== WHAT TO PRODUCE ==
Throughout the entries below, report every line where "this" is found.

== INPUT ==
+-------+

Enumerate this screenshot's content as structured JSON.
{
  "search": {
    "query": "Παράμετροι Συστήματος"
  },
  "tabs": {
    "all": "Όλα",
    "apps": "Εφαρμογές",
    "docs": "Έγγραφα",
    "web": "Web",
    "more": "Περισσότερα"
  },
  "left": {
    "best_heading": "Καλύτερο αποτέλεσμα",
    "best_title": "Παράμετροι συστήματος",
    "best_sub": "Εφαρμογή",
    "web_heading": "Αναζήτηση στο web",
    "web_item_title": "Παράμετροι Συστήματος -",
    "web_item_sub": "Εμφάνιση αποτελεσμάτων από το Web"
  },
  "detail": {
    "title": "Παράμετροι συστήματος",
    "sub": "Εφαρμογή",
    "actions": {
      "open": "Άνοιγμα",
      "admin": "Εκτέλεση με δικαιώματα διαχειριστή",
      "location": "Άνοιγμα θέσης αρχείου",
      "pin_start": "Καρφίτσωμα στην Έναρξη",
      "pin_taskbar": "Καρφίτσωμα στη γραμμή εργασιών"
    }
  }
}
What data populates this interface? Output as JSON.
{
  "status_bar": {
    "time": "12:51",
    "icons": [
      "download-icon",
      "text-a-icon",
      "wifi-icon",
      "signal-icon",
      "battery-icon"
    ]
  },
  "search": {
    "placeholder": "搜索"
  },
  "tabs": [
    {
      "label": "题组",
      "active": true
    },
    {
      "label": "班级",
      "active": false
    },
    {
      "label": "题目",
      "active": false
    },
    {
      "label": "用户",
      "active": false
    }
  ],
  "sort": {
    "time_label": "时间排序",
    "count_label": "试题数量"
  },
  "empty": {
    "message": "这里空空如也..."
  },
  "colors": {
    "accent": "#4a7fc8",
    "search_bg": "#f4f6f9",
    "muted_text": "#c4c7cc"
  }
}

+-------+

== TASK ANSWER ==
Enumerate this screenshot's content as structured JSON.
What data populates this interface? Output as JSON.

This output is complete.